The right way to market in tough times

There’s no doubt about it – times are tough. In many companies, the accountants will be passing their ruler over expenses, thinking of things to cut from the budget – and if previous recessions are any guide, one of the first things to go will advertising. Yet this could be the worst mistake a wine company could make in the current environment.

Seize the moment

“There is a massive amount of research that basically shows that in any form of downturn, the advertisers who hold their budgets, or even increase them, have a market advantage that lasts anywhere from 18 to 24 months,” says Kristian Barnes, the managing director of MPG Australia and New Zealand. MPG is one of Australia’s largest media planning groups. Not surprisingly, Barnes is not keen on the idea of clients cutting advertising.

He points to successful products that were launched and heavily marketed in a recession, such as the Apple computer and the iPod, saying they’re examples of why companies shouldn’t back off, just because the going is tough. Barnes believes that companies that keep their brand out in the marketplace can actually expand their business, because they will pick up the customers of rivals who cut their marketing.

His assertions are backed up by solid research. In 2005, Dr Gary Lilien and Arvind Rangaswamy of Penn State’s Smeal College of Business in the USA released a study that found that those companies who went into a recession determined to keep marketing, actually strengthened their competitive advantage. It makes sense: if everybody is cutting their advertising, then those who keep the lines of communication open to the trade and to customers, will easily stay ‘top of mind’.

But, says Dr Lilien, speaking from the University of Texas, there’s a catch. There are only some companies that should pursue aggressive marketing strategies when times are tough. For others to do so could not only be a waste of money, but could be counter productive.

What the research says

“What we found in research is that some firms actually do better by investing or increasing their investments during a recession,” says Dr Lilien. “And the way I articulate it, is that these firms have three characteristics: the skill, the will and the till.”

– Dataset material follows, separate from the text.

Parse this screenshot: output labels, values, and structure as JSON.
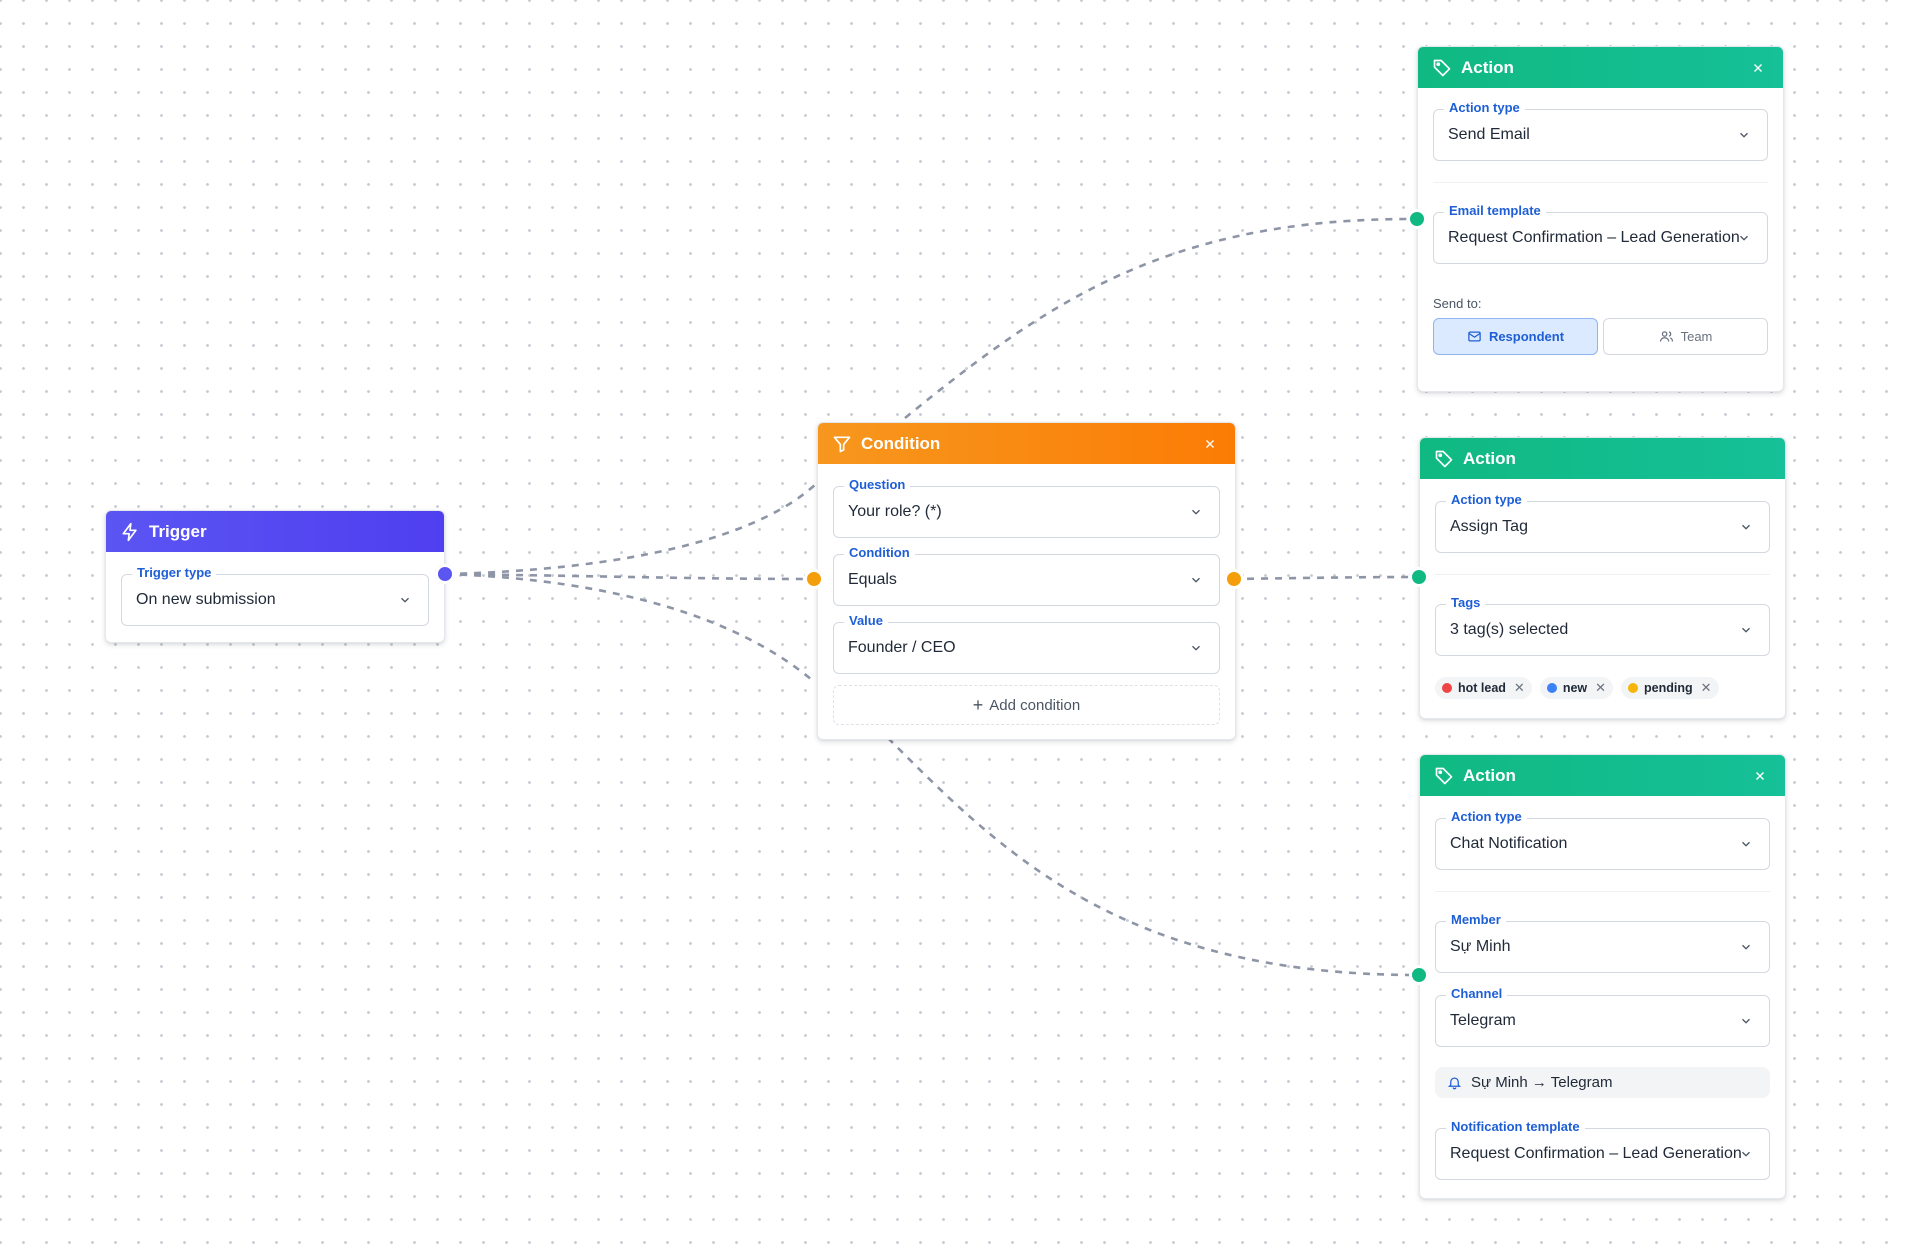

The ‘skill’, he says, is already having a body of marketing expertise. This means being a company that is already brand and customer focused, and has clear and tested marketing strategies in place that have already proven themselves, even if they need to be changed to meet changing circumstances. “This is not the time to say ‘now, all of a sudden, we’re going to be marketing oriented’ if you haven’t got a marketing culture,” he says. Lilien’s idea of ‘will’ is a willingness to see the downturn as an opportunity to be capitalised on. In other words, an ability to resist fear. “In this sense, is the company entrepreneurial? Is it willing to go against the tide?”

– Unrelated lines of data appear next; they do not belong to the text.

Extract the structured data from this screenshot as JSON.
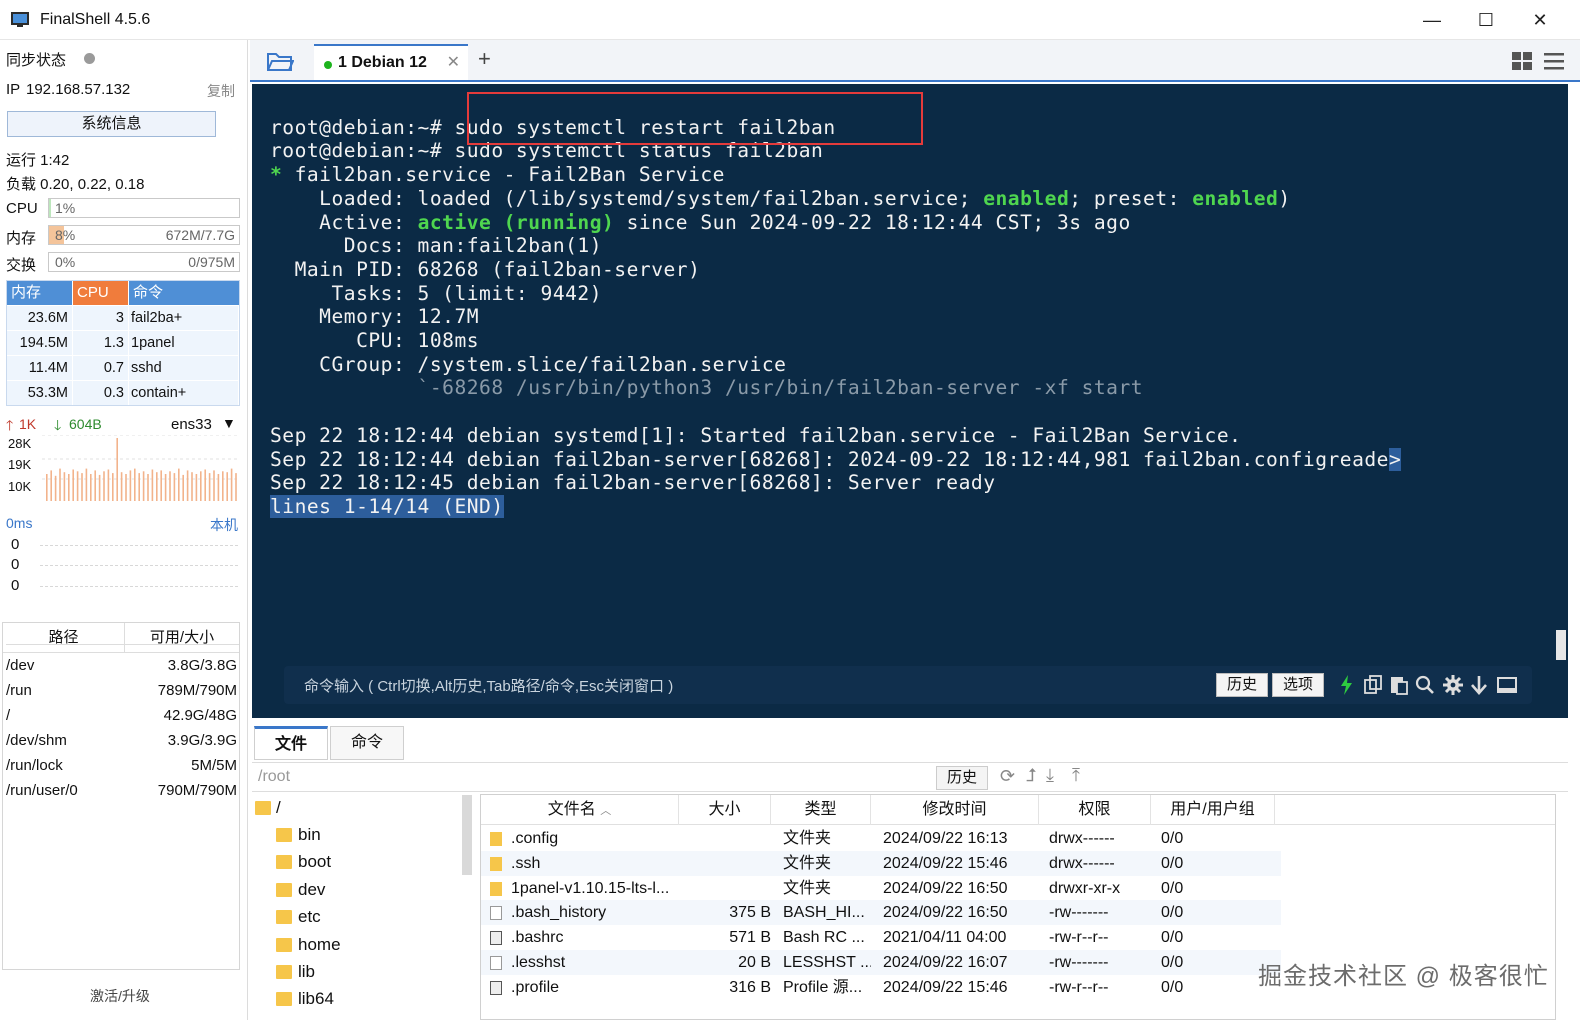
{
  "window": {
    "title": "FinalShell 4.5.6"
  },
  "left": {
    "sync_label": "同步状态",
    "ip_label": "IP",
    "ip_value": "192.168.57.132",
    "copy_label": "复制",
    "sysinfo_button": "系统信息",
    "uptime": "运行 1:42",
    "load": "负载 0.20, 0.22, 0.18",
    "cpu": {
      "label": "CPU",
      "value": "1%",
      "fraction": 0.01
    },
    "mem": {
      "label": "内存",
      "value": "8%",
      "detail": "672M/7.7G",
      "fraction": 0.08
    },
    "swap": {
      "label": "交换",
      "value": "0%",
      "detail": "0/975M",
      "fraction": 0
    },
    "proc_headers": [
      "内存",
      "CPU",
      "命令"
    ],
    "procs": [
      {
        "mem": "23.6M",
        "cpu": "3",
        "cmd": "fail2ba+"
      },
      {
        "mem": "194.5M",
        "cpu": "1.3",
        "cmd": "1panel"
      },
      {
        "mem": "11.4M",
        "cpu": "0.7",
        "cmd": "sshd"
      },
      {
        "mem": "53.3M",
        "cpu": "0.3",
        "cmd": "contain+"
      }
    ],
    "net": {
      "up": "1K",
      "down": "604B",
      "iface": "ens33",
      "ticks": [
        "28K",
        "19K",
        "10K"
      ]
    },
    "ping": {
      "label": "0ms",
      "host": "本机",
      "ticks": [
        "0",
        "0",
        "0"
      ]
    },
    "disk_headers": [
      "路径",
      "可用/大小"
    ],
    "disks": [
      {
        "path": "/dev",
        "size": "3.8G/3.8G"
      },
      {
        "path": "/run",
        "size": "789M/790M"
      },
      {
        "path": "/",
        "size": "42.9G/48G"
      },
      {
        "path": "/dev/shm",
        "size": "3.9G/3.9G"
      },
      {
        "path": "/run/lock",
        "size": "5M/5M"
      },
      {
        "path": "/run/user/0",
        "size": "790M/790M"
      }
    ],
    "activate": "激活/升级"
  },
  "tabs": [
    {
      "label": "1 Debian 12",
      "active": true
    }
  ],
  "terminal": {
    "lines": [
      "root@debian:~# sudo systemctl restart fail2ban",
      "root@debian:~# sudo systemctl status fail2ban",
      "* fail2ban.service - Fail2Ban Service",
      "    Loaded: loaded (/lib/systemd/system/fail2ban.service; enabled; preset: enabled)",
      "    Active: active (running) since Sun 2024-09-22 18:12:44 CST; 3s ago",
      "      Docs: man:fail2ban(1)",
      "  Main PID: 68268 (fail2ban-server)",
      "     Tasks: 5 (limit: 9442)",
      "    Memory: 12.7M",
      "       CPU: 108ms",
      "    CGroup: /system.slice/fail2ban.service",
      "            `-68268 /usr/bin/python3 /usr/bin/fail2ban-server -xf start",
      "",
      "Sep 22 18:12:44 debian systemd[1]: Started fail2ban.service - Fail2Ban Service.",
      "Sep 22 18:12:44 debian fail2ban-server[68268]: 2024-09-22 18:12:44,981 fail2ban.configreade>",
      "Sep 22 18:12:45 debian fail2ban-server[68268]: Server ready",
      "lines 1-14/14 (END)"
    ],
    "cmd_hint": "命令输入 ( Ctrl切换,Alt历史,Tab路径/命令,Esc关闭窗口 )",
    "history_btn": "历史",
    "options_btn": "选项"
  },
  "files": {
    "tabs": [
      "文件",
      "命令"
    ],
    "path": "/root",
    "history_btn": "历史",
    "tree": [
      "/",
      "bin",
      "boot",
      "dev",
      "etc",
      "home",
      "lib",
      "lib64"
    ],
    "headers": [
      "文件名",
      "大小",
      "类型",
      "修改时间",
      "权限",
      "用户/用户组"
    ],
    "rows": [
      {
        "name": ".config",
        "size": "",
        "type": "文件夹",
        "mtime": "2024/09/22 16:13",
        "perm": "drwx------",
        "owner": "0/0",
        "icon": "folder"
      },
      {
        "name": ".ssh",
        "size": "",
        "type": "文件夹",
        "mtime": "2024/09/22 15:46",
        "perm": "drwx------",
        "owner": "0/0",
        "icon": "folder"
      },
      {
        "name": "1panel-v1.10.15-lts-l...",
        "size": "",
        "type": "文件夹",
        "mtime": "2024/09/22 16:50",
        "perm": "drwxr-xr-x",
        "owner": "0/0",
        "icon": "folder"
      },
      {
        "name": ".bash_history",
        "size": "375 B",
        "type": "BASH_HI...",
        "mtime": "2024/09/22 16:50",
        "perm": "-rw-------",
        "owner": "0/0",
        "icon": "file"
      },
      {
        "name": ".bashrc",
        "size": "571 B",
        "type": "Bash RC ...",
        "mtime": "2021/04/11 04:00",
        "perm": "-rw-r--r--",
        "owner": "0/0",
        "icon": "doc"
      },
      {
        "name": ".lesshst",
        "size": "20 B",
        "type": "LESSHST ...",
        "mtime": "2024/09/22 16:07",
        "perm": "-rw-------",
        "owner": "0/0",
        "icon": "file"
      },
      {
        "name": ".profile",
        "size": "316 B",
        "type": "Profile 源...",
        "mtime": "2024/09/22 15:46",
        "perm": "-rw-r--r--",
        "owner": "0/0",
        "icon": "doc"
      }
    ]
  },
  "watermark": "掘金技术社区 @ 极客很忙"
}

And finally, the ‘till’ means having the resources to forgo potential short term losses in order to build the enterprise. “You can’t do this unless you have money in the bank,” says Dr Lilien.

So where does that leave wine companies that lack any or all of these characteristics? “What firms should be saying is that this isn’t the time to begin poaching customers. This is a time to focus on core customers and retain them,” says Lilien. “Don’t lose business in the short term. Keep your base.” This doesn’t mean abandoning marketing activity. Lilien warns that “if you hunker down and do nothing, then what’s going to happen is you’ll sever your connection to your core customers. If you let the cost cutters say ‘let’s cut back these ads’ you’ll float off the pier.”

How should you advertise?

Because there are fewer ads out in the marketplace, you’re more likely to get noticed. But that doesn’t mean sticking to boring advertising. Badjar, who was behind the successful Yellow campaign says that wine advertising is riddled with clichés: “90% is a picture of a bottle with a glass of wine, or else it’s an obsession with heritage and how the vines have grown on the sunny side of the hill for 200 years”. She advises wine marketers to focus on the personality of the wine instead, to connect directly to the consumers you want to reach.

Barnes agrees that this “is an opportunity to trial and do things differently. You’ve got to be smart and deliver the results—but this is an opportunity to push in a new direction.”

Or in other words, stay committed to staying in the market – because you might come out of the downturn holding a bigger piece of market share.
Felicity Carter

This article first appeared in the middle of a recession, in Meininger’s Wine Business International in 2009.